_EXERCISE DETAILS_
Everything from the line containing "Decode this image" through the end of the entries should be output exactly; nothing before it is wanted.

_INPUT DATA_
-- -- --

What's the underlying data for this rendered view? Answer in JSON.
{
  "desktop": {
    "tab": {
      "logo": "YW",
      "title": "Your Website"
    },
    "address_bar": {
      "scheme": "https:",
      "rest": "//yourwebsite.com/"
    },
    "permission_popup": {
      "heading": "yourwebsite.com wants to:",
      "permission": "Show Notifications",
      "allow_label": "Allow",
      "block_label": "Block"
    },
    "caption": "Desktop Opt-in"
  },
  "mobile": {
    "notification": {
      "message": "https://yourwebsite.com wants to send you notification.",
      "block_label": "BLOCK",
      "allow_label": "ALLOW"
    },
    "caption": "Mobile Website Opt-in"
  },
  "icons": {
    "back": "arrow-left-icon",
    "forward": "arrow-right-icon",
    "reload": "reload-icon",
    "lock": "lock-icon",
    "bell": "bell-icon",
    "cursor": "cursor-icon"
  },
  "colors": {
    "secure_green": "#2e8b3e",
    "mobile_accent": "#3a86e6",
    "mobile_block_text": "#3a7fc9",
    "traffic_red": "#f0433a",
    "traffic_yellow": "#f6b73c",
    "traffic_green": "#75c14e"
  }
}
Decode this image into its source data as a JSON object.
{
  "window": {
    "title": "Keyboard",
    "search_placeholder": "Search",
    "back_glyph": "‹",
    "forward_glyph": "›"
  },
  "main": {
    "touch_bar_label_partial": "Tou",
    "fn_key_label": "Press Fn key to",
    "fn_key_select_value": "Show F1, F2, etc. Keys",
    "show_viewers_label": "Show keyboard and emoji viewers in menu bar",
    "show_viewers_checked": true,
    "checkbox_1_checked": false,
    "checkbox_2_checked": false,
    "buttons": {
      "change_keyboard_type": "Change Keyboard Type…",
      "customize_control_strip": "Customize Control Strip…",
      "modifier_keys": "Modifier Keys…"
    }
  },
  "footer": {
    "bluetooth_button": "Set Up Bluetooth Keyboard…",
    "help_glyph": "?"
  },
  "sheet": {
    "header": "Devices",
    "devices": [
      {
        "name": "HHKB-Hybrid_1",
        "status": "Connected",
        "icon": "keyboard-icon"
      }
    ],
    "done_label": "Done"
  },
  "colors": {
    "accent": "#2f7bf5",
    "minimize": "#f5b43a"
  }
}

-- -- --

_WRITTEN RESPONSE_
Decode this image into its source data as a JSON object.
{
  "window": {
    "title": "Keyboard",
    "search_placeholder": "Search",
    "back_glyph": "‹",
    "forward_glyph": "›"
  },
  "main": {
    "touch_bar_label_partial": "Tou",
    "fn_key_label": "Press Fn key to",
    "fn_key_select_value": "Show F1, F2, etc. Keys",
    "show_viewers_label": "Show keyboard and emoji viewers in menu bar",
    "show_viewers_checked": true,
    "checkbox_1_checked": false,
    "checkbox_2_checked": false,
    "buttons": {
      "change_keyboard_type": "Change Keyboard Type…",
      "customize_control_strip": "Customize Control Strip…",
      "modifier_keys": "Modifier Keys…"
    }
  },
  "footer": {
    "bluetooth_button": "Set Up Bluetooth Keyboard…",
    "help_glyph": "?"
  },
  "sheet": {
    "header": "Devices",
    "devices": [
      {
        "name": "HHKB-Hybrid_1",
        "status": "Connected",
        "icon": "keyboard-icon"
      }
    ],
    "done_label": "Done"
  },
  "colors": {
    "accent": "#2f7bf5",
    "minimize": "#f5b43a"
  }
}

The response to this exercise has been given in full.